Protected areas
1. Mai Po Marshes Wildlife Education Centre and Nature Reserve Mai Po Marshes is part of the largest estuarine wetland and the only remaining significant piece of such habitats in Hong Kong. About 70% of the area of the marshes consist of tidal shrimp ponds (gei wai), each on average being 10 hectares in area. The other 30% of the area is mangrove. Since 15 September 1976, Mai Po Marshes was designated a Site of Special Scientific Interest (SSSI), under the Wild Animals Protection Ordinance. Listing of an area as a SSSI did not confer any legal protection but its values would be considered in Government planning. The Mai Po Marshes (Register of SSSI, Planning Department, HKSAR Government 1993) are the only area in Hong Kong where large numbers of duck, shore and marsh birds can regularly been seen, and as such have a very considerable scientific and educational potential. The marshes contain the largest and most important area of dwarf mangrove in Hong Kong. This highly productive community and the related artificial Gei wais provide a rich food source for both resident and migratory birds, as well as nesting habitats for a number of species. Since 1981, the Wild Animals Protection Ordinance Cap. 170, was amended so that all hunting of wild birds became totally prohibited in Hong Kong. World Wide Fund for Nature Hong Kong (WWFHK) initiated its Mai Po Marshes project in 1983. In 1984, WWFHK began active management of Mai Po Marshes Nature Reserve for education and conservation of wildlife. In 1995, the wetland around Mai Po Marshes and Inner Deep Bay (1,500 ha) was formally designated as a Ramsar Site, under the Convention of Wetlands of International Importance.

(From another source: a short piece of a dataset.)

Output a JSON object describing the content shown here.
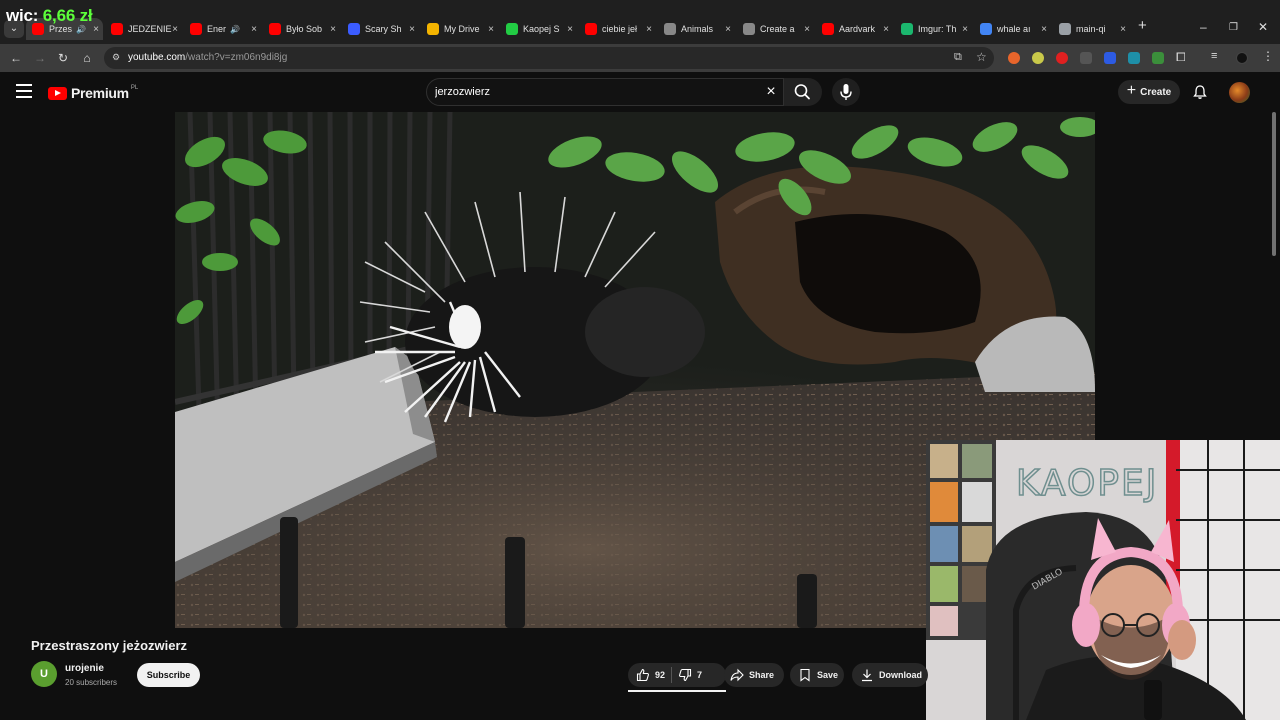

Inner Deep Bay was declared a restricted area in February 1996.2. Mai Po Village The Mai Po Village declared as SSSI because of the presence of a egretry (Register of SSSI, Planning Department, HKSAR Government 1993).3 Pak Lai Of ornithological interest. Area consists of sandspit which is used as a high tide roost site for gulls and herons in the Deep Bay area and is the only such site in Hong Kong. (Register of SSSI, Planning Department, HKSAR Government 1993). However, this area is no longer a egretry now (Young pers. comm.)4. Tsim Bei Tsui A mature mangrove community with rare species Bruguiera conjugata and the only habitat for snail Ellobium polita (Register of SSSI, Planning Department, HKSAR Government 1993).5. Inner Deep Bay The largest and most important mudflats for mangroves and feeding site for migratory birds (Register of SSSI, Planning Department, HKSAR Government 1993).6. Tsim Bei Tsui Egretry The egretry is important in Hong Kong as the nesting and breeding place for several hundred pairs of egrets and herons. (Register of SSSI, Planning Department, HKSAR Government 1993). Tsim Bei Tsui used to hold more than one egretry in or before 1995. However, it is now is no longer used as an egretry (Young & Cha 1995),




Recommended citation
BirdLife International (2020) Important Bird Areas factsheet: Inner Deep Bay and Shenzhen River catchment area. Downloaded from http://www.birdlife.org on 27/09/2020.